Growing up, what kind of conversations did you have about money?
We didn’t really talk about money much. My parents considered finances to be quite a private issue. The word they used was 'comfortable' but they were never flashy with money: my sister and I were state-educated and my parents drove ‘normal’ cars. Since becoming an adult, I’ve had more in-depth conversations with them about money and understand their finances more but I wouldn’t say I’ve ever had a formal financial education. There are a couple of rules I keep to, the key one being that I pay off my credit card in full each month and try only to put food or petrol on it. Beyond that, I think my attitude is more common sense than particularly informed.
If you have, when did you move out of your parents'/guardians' house?
After I started university, I was only living at home during the holidays and my parents actually moved when I was 22. I don’t have a designated bedroom in their new house so consider that as the point at which I formally moved out.
At what age did you become financially responsible for yourself? Does anyone else cover any aspects of your financial life?

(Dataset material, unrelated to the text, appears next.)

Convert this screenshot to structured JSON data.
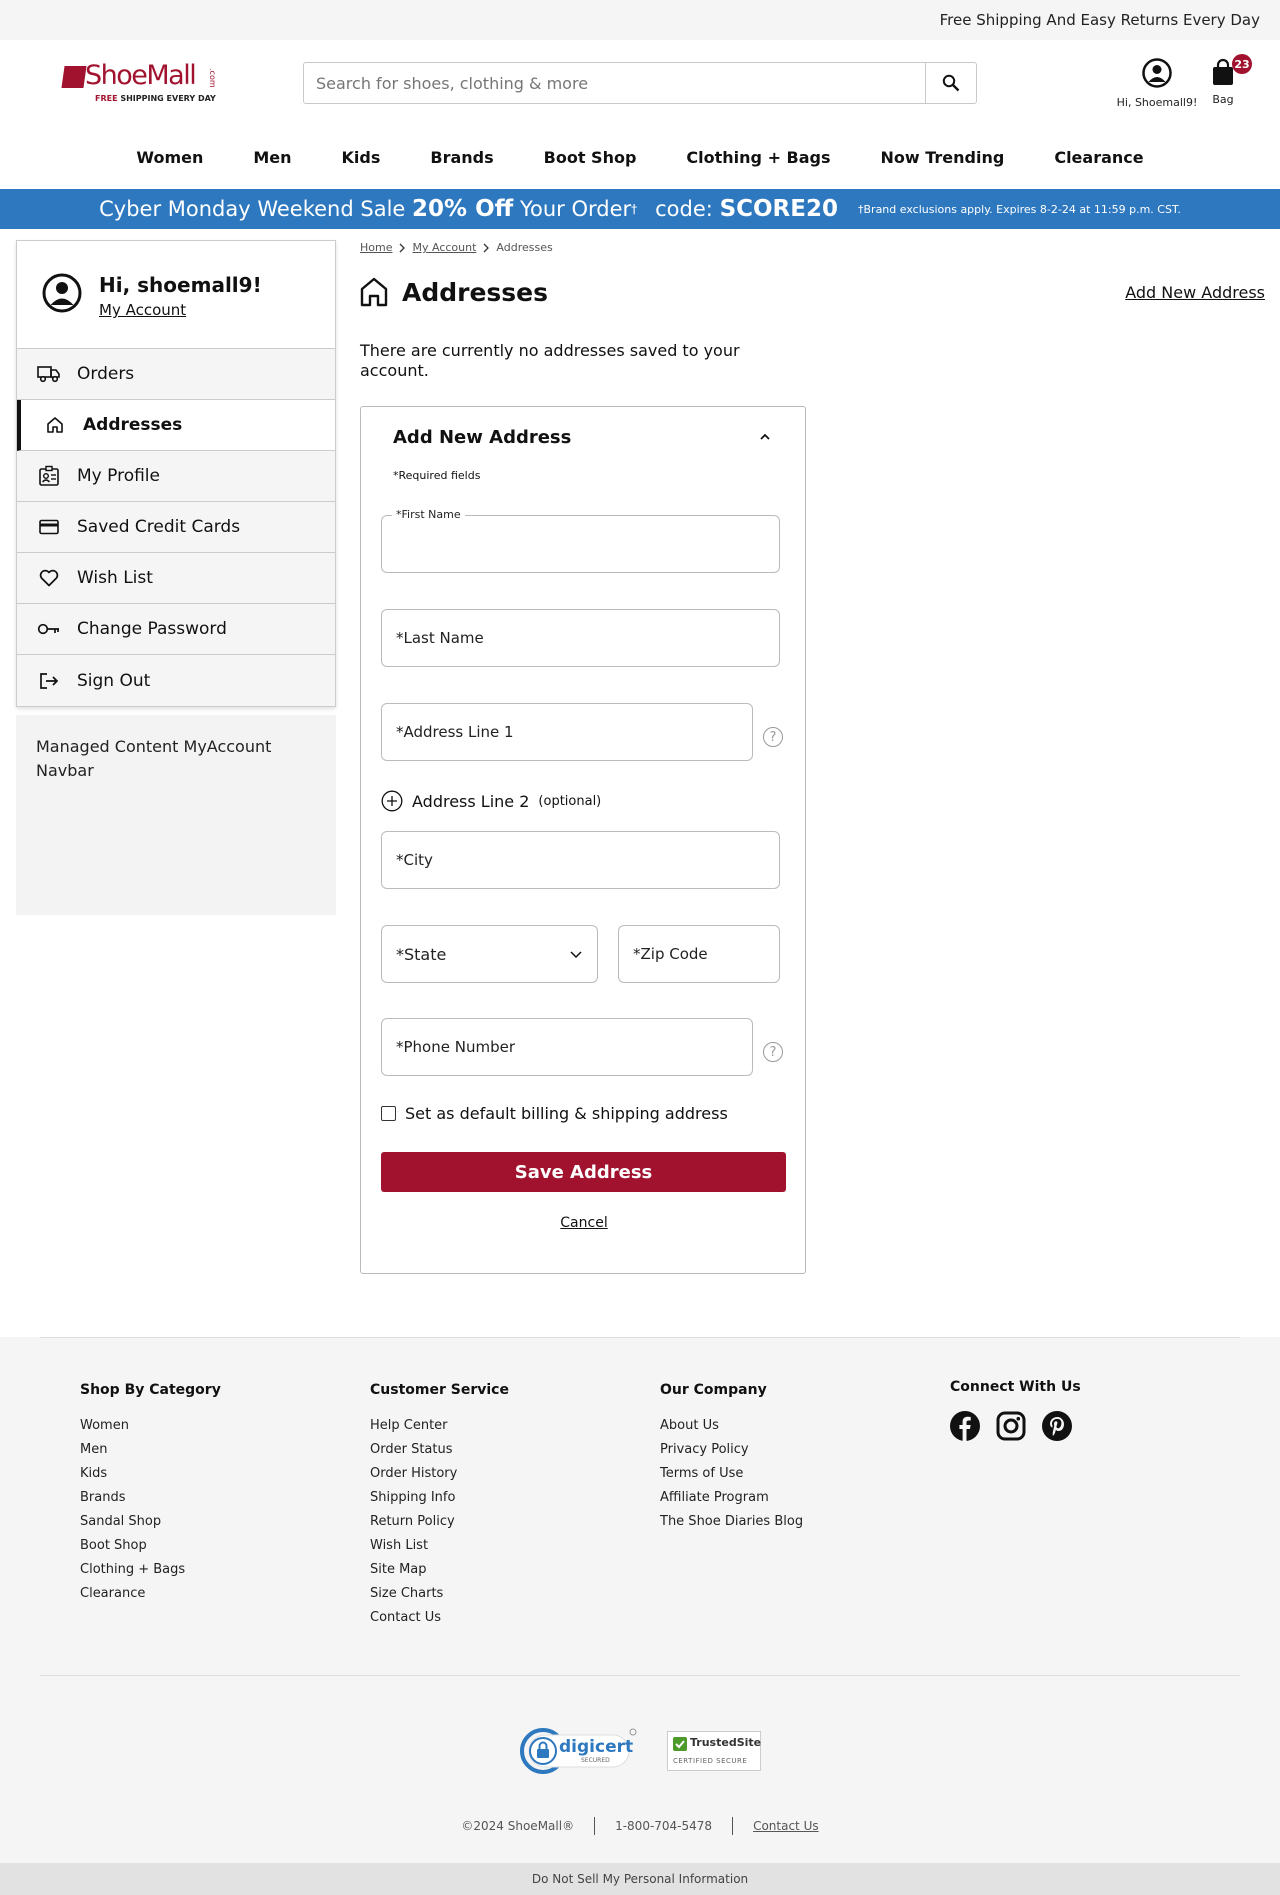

What was your first job and why did you get it?
My very first jobs were babysitting and waitressing at the village pub. I think I started both when I was about 14 or 15 as a way of being slightly more independent and having some disposable income. I loved babysitting partly because I got to watch TV (we never had one at home so that was quite a draw).

Do you worry about money now?
I am very aware of my finances at the moment because I’m aware of how expensive the renovations I want to make to the cottage are going to be. Because my outgoings have suddenly changed due to moving, I’m still in a period of getting used to my new situation, which makes me a bit anxious. I think it’ll take a couple more months to settle into a rhythm.
Do you or have you ever received passive or inherited income? I received a significant sum of money (£60,000) from my grandmother when she passed away in 2015. I used that to buy my car, invest in my SIPP and the remainder to buy my flat and then my house on my own. Objectively it’s very lucky to have received such a generous sum but the death of a loved one is a very high price to pay.
If you’d like to submit your own money diary then please send a bit of information about you and your situation to We pay £100 for each published diary. Apologies but we’re not able to reply to every email.

More from Work & Money

R29 Original Series